Some examples: picking the wrong lovers/partners, constant conflict with co-workers, trouble with finances, substance abuse, people-pleasing.
At best, these negative patterns cause frustration. At worst, they cause undue suffering, illness, sometimes even death.
The good news is: you have the power to change these negative patterns. Below are some ways to begin new, more positive patterns.
No matter how ingrained a pattern seems, the act of noticing begins the shift away from damaging thoughts or behaviors. Put simply, you can’t change what you’re not aware of.
One way to become aware is to just sit with your thoughts and watch for the patterns. The goal here is to notice, that’s all.
Each night, review your day and reflect on the areas you would change in the future.
In this step, focus your awareness on just the facts and feelings of the patterns. Don’t let your mind wander into the analysis of “why” you have them right now, for it will likely try to justify and defend the pattern. You can analyze later (see below); for now, just notice.
Also, ask people you trust to help you see the patterns. Our blind spots are called “blind” for a reason; we just don’t see them. But they’ll be clear as day to others.
Discover the hidden payoff.

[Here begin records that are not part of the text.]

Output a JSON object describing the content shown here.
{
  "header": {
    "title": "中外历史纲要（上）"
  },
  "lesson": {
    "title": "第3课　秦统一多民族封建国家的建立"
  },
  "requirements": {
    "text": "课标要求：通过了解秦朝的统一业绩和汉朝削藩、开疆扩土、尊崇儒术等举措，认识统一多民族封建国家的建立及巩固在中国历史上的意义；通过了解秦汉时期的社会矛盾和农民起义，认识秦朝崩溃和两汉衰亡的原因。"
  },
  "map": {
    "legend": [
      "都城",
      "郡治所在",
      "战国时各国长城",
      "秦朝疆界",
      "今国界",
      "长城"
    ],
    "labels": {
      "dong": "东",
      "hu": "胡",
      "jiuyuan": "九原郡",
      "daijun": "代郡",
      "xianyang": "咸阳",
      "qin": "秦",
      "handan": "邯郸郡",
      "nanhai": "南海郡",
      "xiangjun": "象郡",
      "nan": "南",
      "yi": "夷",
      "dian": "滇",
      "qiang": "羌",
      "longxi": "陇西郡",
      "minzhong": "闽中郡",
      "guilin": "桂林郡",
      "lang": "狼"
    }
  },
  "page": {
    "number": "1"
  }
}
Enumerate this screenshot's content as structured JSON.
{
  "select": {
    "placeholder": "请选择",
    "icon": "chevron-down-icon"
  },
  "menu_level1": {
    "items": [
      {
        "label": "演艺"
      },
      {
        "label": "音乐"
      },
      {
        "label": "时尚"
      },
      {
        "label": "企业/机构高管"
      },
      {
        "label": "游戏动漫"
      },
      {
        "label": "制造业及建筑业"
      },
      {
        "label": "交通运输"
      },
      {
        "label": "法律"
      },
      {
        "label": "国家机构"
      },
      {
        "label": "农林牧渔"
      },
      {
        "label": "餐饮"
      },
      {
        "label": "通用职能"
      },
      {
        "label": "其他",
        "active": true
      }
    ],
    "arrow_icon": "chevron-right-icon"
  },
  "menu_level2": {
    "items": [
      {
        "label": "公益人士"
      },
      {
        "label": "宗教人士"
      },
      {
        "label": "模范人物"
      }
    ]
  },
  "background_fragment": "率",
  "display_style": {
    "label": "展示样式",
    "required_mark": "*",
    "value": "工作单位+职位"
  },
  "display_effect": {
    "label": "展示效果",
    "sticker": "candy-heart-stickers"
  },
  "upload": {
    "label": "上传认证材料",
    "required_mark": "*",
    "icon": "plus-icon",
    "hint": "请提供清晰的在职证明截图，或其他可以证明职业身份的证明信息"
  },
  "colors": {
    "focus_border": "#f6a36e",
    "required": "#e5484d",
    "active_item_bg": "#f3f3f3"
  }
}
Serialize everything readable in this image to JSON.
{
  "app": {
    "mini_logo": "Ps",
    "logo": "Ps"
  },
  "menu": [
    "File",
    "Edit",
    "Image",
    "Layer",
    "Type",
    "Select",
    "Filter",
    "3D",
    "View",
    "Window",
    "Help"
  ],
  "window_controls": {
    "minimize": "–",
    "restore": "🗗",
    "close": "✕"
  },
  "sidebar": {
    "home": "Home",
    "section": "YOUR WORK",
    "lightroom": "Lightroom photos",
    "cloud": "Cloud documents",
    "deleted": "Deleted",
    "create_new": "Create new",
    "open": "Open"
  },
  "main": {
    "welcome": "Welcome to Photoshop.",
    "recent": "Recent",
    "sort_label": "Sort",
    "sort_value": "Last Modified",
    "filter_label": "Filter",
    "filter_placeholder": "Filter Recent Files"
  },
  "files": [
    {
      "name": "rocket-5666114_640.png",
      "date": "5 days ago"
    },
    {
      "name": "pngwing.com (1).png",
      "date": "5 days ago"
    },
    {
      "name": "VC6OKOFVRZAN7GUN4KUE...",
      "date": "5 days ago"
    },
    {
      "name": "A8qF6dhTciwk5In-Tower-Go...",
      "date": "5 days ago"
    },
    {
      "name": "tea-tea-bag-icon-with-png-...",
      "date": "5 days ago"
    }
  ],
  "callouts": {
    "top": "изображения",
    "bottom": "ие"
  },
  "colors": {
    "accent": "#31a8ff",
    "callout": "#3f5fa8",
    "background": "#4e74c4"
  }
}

As you become aware of your negative patterns, you see evidence they are not serving you well, perhaps even damaging, you. For example, your pattern of conflict with co-workers has gotten you fired several times, and now your resume reflects that pattern, too.
The key to interrupting negative patterns is to understand this: we generally don’t keep repeating behaviors unless, on some level, we get something good out of them.
These hidden reasons are known as “payoffs,” and they either help you get more of something you want or avoid something you don’t want.
In the example above, the person in constant conflict with co-workers could be using the conflict to cover up deep insecurity with his/her work quality. The conflict, in effect, distracts from scrutiny.
Or the conflict could stem from uncensored outspokenness. The person may have an oppressive situation at home, and being excessively frank at work may allow him/her to feel powerful and self-expressed in at least one arena of life. Certainly, this could happen in reverse causing mental or physical abuse at home.
Look for (and create) positive patterns.
One of the best ways to disrupt the negative patterns that may be wreaking havoc with your life is to also study the positive patterns in your life. For these can be “grafted” onto your negative patterns with great success.
For example, you can utilize the discipline you’ve always had around working out regularly to stop using credit to finance your lifestyle.
Consider your negative patterns as the pipes to your backyard pond that are old and clogged with mineral build-up. Laying new pipes (positive patterns) could be the easiest, quickest and most effective solution.
You may find conversations with a trusted friend or a trained coach helpful step in changing these patterns.